_Task directions_
Restate all the entries exactly as they appear, apart from the pictures.

Data for the task Block Start

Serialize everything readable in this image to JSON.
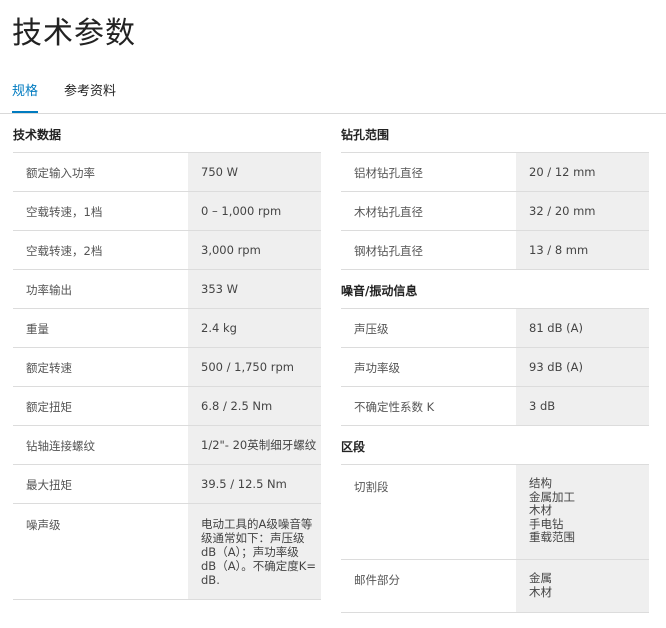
{
  "page": {
    "title": "技术参数"
  },
  "tabs": [
    {
      "label": "规格",
      "active": true
    },
    {
      "label": "参考资料",
      "active": false
    }
  ],
  "accent_color": "#007bc0",
  "tech_data": {
    "title": "技术数据",
    "rows": [
      {
        "label": "额定输入功率",
        "value": "750 W"
      },
      {
        "label": "空载转速，1档",
        "value": "0 – 1,000 rpm"
      },
      {
        "label": "空载转速，2档",
        "value": "3,000 rpm"
      },
      {
        "label": "功率输出",
        "value": "353 W"
      },
      {
        "label": "重量",
        "value": "2.4 kg"
      },
      {
        "label": "额定转速",
        "value": "500 / 1,750 rpm"
      },
      {
        "label": "额定扭矩",
        "value": "6.8 / 2.5 Nm"
      },
      {
        "label": "钻轴连接螺纹",
        "value": "1/2\"- 20英制细牙螺纹"
      },
      {
        "label": "最大扭矩",
        "value": "39.5 / 12.5 Nm"
      },
      {
        "label": "噪声级",
        "value_lines": [
          "电动工具的A级噪音等",
          "级通常如下：声压级",
          "dB（A）；声功率级",
          "dB（A）。不确定度K=",
          "dB."
        ]
      }
    ]
  },
  "drilling": {
    "title": "钻孔范围",
    "rows": [
      {
        "label": "铝材钻孔直径",
        "value": "20 / 12 mm"
      },
      {
        "label": "木材钻孔直径",
        "value": "32 / 20 mm"
      },
      {
        "label": "钢材钻孔直径",
        "value": "13 / 8 mm"
      }
    ]
  },
  "noise": {
    "title": "噪音/振动信息",
    "rows": [
      {
        "label": "声压级",
        "value": "81 dB (A)"
      },
      {
        "label": "声功率级",
        "value": "93 dB (A)"
      },
      {
        "label": "不确定性系数 K",
        "value": "3 dB"
      }
    ]
  },
  "segments": {
    "title": "区段",
    "rows": [
      {
        "label": "切割段",
        "value_lines": [
          "结构",
          "金属加工",
          "木材",
          "手电钻",
          "重载范围"
        ]
      },
      {
        "label": "邮件部分",
        "value_lines": [
          "金属",
          "木材"
        ]
      }
    ]
  }
}
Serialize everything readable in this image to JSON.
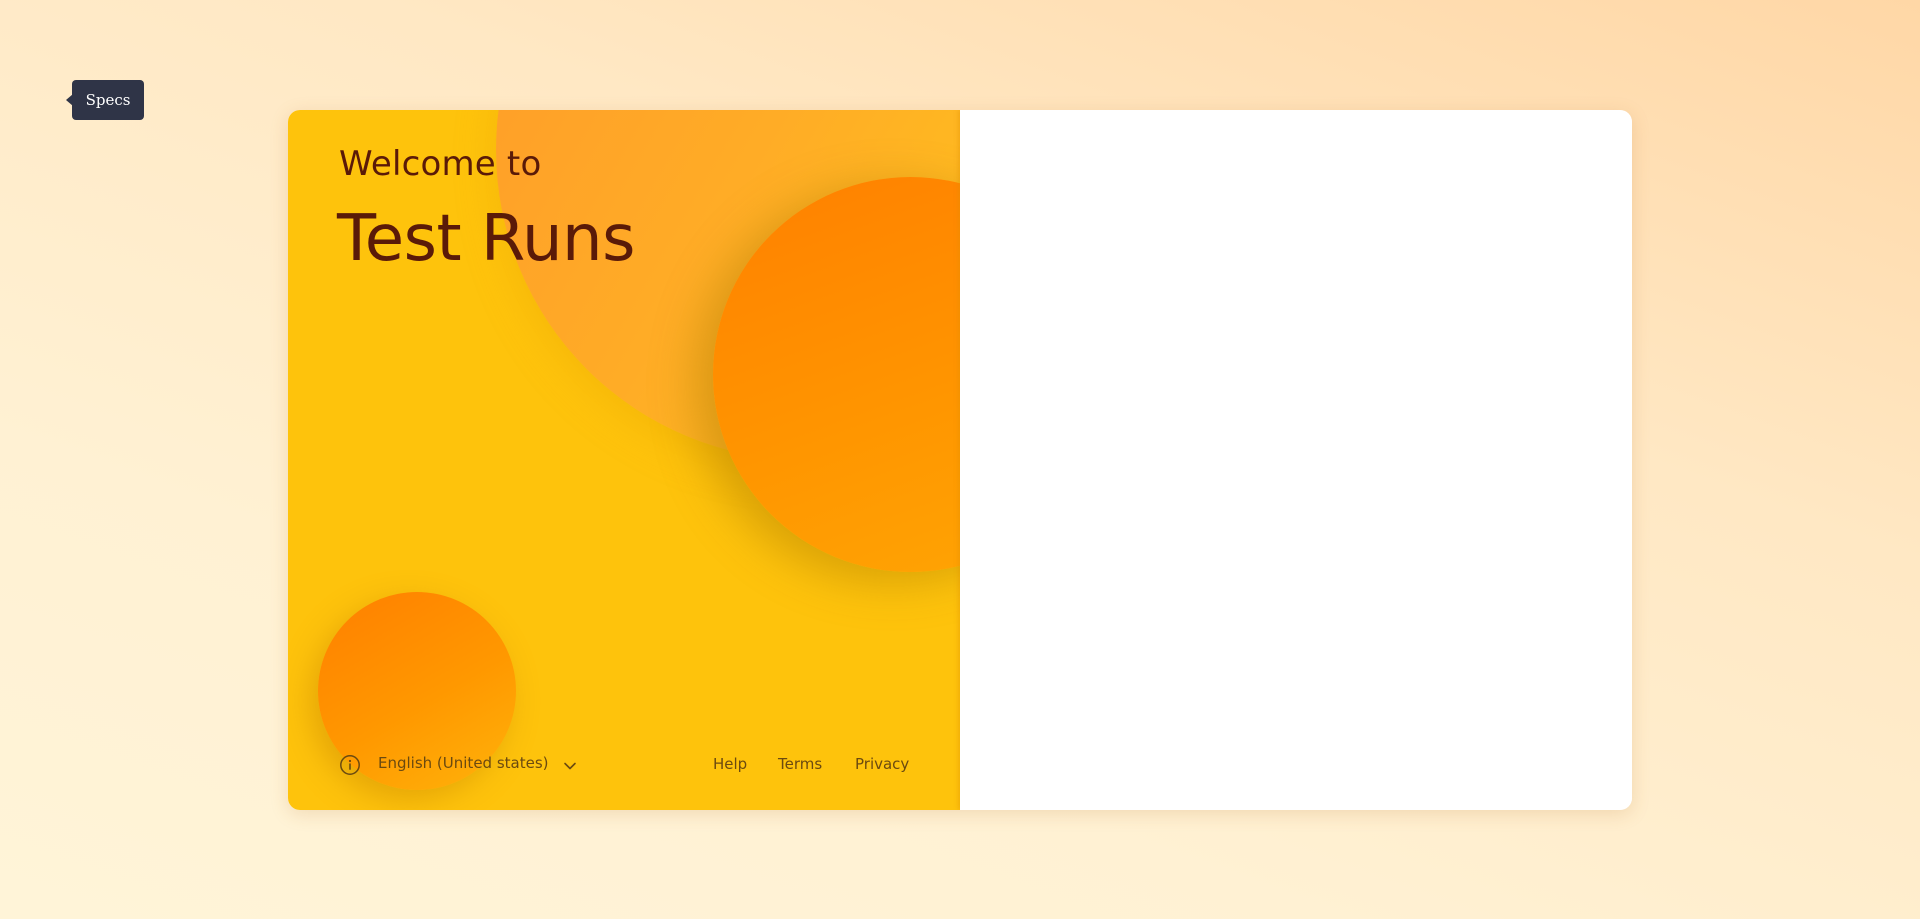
{
  "tooltip": {
    "label": "Specs"
  },
  "welcome": {
    "greeting": "Welcome to",
    "app_name": "Test Runs"
  },
  "footer": {
    "language": "English (United states)",
    "links": {
      "help": "Help",
      "terms": "Terms",
      "privacy": "Privacy"
    }
  },
  "icons": {
    "info": "info-icon",
    "chevron": "chevron-down-icon"
  },
  "colors": {
    "panel_yellow": "#fec30c",
    "accent_orange": "#ff8a00",
    "title_brown": "#5a1a08",
    "tooltip_bg": "#2f3447"
  }
}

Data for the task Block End

_Answer to the exercise_
Serialize everything readable in this image to JSON.
{
  "page": {
    "title": "技术参数"
  },
  "tabs": [
    {
      "label": "规格",
      "active": true
    },
    {
      "label": "参考资料",
      "active": false
    }
  ],
  "accent_color": "#007bc0",
  "tech_data": {
    "title": "技术数据",
    "rows": [
      {
        "label": "额定输入功率",
        "value": "750 W"
      },
      {
        "label": "空载转速，1档",
        "value": "0 – 1,000 rpm"
      },
      {
        "label": "空载转速，2档",
        "value": "3,000 rpm"
      },
      {
        "label": "功率输出",
        "value": "353 W"
      },
      {
        "label": "重量",
        "value": "2.4 kg"
      },
      {
        "label": "额定转速",
        "value": "500 / 1,750 rpm"
      },
      {
        "label": "额定扭矩",
        "value": "6.8 / 2.5 Nm"
      },
      {
        "label": "钻轴连接螺纹",
        "value": "1/2\"- 20英制细牙螺纹"
      },
      {
        "label": "最大扭矩",
        "value": "39.5 / 12.5 Nm"
      },
      {
        "label": "噪声级",
        "value_lines": [
          "电动工具的A级噪音等",
          "级通常如下：声压级",
          "dB（A）；声功率级",
          "dB（A）。不确定度K=",
          "dB."
        ]
      }
    ]
  },
  "drilling": {
    "title": "钻孔范围",
    "rows": [
      {
        "label": "铝材钻孔直径",
        "value": "20 / 12 mm"
      },
      {
        "label": "木材钻孔直径",
        "value": "32 / 20 mm"
      },
      {
        "label": "钢材钻孔直径",
        "value": "13 / 8 mm"
      }
    ]
  },
  "noise": {
    "title": "噪音/振动信息",
    "rows": [
      {
        "label": "声压级",
        "value": "81 dB (A)"
      },
      {
        "label": "声功率级",
        "value": "93 dB (A)"
      },
      {
        "label": "不确定性系数 K",
        "value": "3 dB"
      }
    ]
  },
  "segments": {
    "title": "区段",
    "rows": [
      {
        "label": "切割段",
        "value_lines": [
          "结构",
          "金属加工",
          "木材",
          "手电钻",
          "重载范围"
        ]
      },
      {
        "label": "邮件部分",
        "value_lines": [
          "金属",
          "木材"
        ]
      }
    ]
  }
}
Serialize everything readable in this image to JSON.
{
  "tooltip": {
    "label": "Specs"
  },
  "welcome": {
    "greeting": "Welcome to",
    "app_name": "Test Runs"
  },
  "footer": {
    "language": "English (United states)",
    "links": {
      "help": "Help",
      "terms": "Terms",
      "privacy": "Privacy"
    }
  },
  "icons": {
    "info": "info-icon",
    "chevron": "chevron-down-icon"
  },
  "colors": {
    "panel_yellow": "#fec30c",
    "accent_orange": "#ff8a00",
    "title_brown": "#5a1a08",
    "tooltip_bg": "#2f3447"
  }
}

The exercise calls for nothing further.